** DATA follows **
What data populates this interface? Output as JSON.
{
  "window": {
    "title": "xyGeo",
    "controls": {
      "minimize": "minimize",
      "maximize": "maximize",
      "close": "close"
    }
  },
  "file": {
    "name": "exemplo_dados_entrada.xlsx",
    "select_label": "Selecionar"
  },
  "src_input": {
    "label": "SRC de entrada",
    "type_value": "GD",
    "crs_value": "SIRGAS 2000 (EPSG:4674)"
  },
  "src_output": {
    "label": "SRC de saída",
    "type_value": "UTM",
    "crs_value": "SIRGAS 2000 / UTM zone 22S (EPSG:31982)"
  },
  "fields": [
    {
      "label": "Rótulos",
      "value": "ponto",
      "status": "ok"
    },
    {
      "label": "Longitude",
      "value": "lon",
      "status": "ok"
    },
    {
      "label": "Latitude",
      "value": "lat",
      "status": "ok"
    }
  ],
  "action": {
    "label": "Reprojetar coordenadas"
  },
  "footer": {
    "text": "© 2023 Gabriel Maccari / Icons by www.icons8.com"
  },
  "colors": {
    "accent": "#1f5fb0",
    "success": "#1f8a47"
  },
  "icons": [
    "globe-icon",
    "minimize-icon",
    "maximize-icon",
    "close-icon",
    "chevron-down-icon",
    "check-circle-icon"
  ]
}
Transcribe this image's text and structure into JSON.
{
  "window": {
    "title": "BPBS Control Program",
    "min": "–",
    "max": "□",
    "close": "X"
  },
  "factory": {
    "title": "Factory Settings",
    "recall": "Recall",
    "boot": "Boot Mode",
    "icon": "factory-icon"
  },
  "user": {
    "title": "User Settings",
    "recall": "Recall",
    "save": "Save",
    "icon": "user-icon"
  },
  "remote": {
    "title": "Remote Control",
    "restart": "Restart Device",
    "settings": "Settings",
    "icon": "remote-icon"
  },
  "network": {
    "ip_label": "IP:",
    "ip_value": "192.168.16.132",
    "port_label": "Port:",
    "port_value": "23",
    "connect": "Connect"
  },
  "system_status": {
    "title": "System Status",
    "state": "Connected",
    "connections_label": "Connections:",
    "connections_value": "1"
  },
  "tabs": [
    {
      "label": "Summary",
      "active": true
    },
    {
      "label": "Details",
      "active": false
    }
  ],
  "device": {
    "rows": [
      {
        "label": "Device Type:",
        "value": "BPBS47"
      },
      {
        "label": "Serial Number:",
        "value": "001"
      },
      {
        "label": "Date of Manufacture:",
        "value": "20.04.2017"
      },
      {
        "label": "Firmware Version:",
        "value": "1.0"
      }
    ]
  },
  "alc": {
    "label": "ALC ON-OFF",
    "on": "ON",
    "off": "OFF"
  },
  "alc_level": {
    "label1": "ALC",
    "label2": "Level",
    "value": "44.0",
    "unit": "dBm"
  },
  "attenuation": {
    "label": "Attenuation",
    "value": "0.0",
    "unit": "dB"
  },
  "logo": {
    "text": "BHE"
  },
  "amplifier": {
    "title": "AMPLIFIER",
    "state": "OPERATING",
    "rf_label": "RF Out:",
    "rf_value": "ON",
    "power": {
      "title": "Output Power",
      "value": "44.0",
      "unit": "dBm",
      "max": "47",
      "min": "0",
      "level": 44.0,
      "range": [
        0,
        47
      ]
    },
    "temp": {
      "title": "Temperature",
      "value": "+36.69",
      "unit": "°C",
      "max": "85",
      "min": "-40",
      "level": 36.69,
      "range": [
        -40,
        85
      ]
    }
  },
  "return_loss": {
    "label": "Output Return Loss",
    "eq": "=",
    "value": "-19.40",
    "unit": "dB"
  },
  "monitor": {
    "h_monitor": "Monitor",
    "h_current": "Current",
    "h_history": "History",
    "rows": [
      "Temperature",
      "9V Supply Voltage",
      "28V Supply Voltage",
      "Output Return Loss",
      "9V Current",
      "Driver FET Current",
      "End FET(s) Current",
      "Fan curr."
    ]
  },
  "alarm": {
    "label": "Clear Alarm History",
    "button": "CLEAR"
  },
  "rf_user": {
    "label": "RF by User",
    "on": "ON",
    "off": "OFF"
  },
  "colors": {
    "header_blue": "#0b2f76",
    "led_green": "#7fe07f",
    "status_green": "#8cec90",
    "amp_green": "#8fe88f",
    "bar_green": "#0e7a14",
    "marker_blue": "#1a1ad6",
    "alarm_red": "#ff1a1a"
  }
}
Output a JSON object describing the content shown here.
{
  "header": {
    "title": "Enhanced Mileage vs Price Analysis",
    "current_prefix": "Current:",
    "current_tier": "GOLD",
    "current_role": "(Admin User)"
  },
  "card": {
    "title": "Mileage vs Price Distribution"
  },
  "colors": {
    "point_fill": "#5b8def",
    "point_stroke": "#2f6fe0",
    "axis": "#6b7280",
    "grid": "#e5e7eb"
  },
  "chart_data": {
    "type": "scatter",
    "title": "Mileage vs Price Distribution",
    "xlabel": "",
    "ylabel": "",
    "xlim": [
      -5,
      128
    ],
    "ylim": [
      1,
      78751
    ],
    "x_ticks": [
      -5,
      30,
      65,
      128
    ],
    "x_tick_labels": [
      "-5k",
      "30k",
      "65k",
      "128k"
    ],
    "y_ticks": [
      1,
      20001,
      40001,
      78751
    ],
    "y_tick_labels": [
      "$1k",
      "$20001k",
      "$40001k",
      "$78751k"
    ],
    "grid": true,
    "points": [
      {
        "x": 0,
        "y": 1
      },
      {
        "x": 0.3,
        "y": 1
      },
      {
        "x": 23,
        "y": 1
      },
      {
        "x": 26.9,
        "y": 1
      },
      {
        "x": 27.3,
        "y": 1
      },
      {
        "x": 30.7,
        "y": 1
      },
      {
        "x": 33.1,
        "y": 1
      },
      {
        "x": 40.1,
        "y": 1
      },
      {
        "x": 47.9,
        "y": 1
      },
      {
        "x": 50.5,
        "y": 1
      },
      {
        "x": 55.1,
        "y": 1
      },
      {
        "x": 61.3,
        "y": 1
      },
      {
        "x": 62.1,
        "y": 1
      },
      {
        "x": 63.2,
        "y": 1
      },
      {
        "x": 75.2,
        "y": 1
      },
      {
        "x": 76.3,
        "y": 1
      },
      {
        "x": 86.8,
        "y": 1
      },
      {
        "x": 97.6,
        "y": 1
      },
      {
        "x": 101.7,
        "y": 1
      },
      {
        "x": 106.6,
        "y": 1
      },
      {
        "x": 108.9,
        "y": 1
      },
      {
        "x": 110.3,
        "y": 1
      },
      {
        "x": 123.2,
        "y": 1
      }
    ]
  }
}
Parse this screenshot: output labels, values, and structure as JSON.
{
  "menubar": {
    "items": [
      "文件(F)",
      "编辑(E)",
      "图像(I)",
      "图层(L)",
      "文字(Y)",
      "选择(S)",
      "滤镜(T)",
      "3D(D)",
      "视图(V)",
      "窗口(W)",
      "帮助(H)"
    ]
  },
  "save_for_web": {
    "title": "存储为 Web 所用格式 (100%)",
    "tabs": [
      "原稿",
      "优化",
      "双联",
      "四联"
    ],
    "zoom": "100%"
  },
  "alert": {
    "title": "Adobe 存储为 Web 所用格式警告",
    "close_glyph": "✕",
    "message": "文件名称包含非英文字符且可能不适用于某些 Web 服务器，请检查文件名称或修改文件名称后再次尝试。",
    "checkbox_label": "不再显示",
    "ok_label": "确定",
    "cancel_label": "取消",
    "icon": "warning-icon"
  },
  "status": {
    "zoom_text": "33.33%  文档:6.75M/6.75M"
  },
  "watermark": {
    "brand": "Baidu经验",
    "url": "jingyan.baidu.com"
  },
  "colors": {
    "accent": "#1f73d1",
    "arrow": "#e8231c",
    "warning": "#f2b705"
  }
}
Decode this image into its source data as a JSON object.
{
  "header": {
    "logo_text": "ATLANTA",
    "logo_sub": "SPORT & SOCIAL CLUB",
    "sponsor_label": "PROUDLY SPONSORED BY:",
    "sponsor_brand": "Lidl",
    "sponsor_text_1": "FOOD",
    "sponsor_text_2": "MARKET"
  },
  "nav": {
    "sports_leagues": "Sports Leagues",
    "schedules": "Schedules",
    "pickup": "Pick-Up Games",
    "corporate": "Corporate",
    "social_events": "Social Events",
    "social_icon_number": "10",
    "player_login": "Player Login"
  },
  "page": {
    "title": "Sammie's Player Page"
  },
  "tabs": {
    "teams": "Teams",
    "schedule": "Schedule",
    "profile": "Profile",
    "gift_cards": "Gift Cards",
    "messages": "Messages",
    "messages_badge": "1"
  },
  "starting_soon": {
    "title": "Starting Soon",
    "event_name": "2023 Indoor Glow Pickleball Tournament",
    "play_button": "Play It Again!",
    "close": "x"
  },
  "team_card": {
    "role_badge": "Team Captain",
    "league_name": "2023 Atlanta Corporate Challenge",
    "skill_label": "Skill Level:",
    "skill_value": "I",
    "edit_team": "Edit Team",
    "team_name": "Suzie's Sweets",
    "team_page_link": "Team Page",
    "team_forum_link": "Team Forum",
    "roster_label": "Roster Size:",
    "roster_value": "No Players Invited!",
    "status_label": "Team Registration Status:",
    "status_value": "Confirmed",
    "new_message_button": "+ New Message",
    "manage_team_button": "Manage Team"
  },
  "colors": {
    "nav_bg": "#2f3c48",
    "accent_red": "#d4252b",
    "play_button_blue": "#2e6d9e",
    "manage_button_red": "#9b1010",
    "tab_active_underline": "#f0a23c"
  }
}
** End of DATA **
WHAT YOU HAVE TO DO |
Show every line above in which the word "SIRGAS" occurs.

ANSWER SECTION |
    "crs_value": "SIRGAS 2000 (EPSG:4674)"
    "crs_value": "SIRGAS 2000 / UTM zone 22S (EPSG:31982)"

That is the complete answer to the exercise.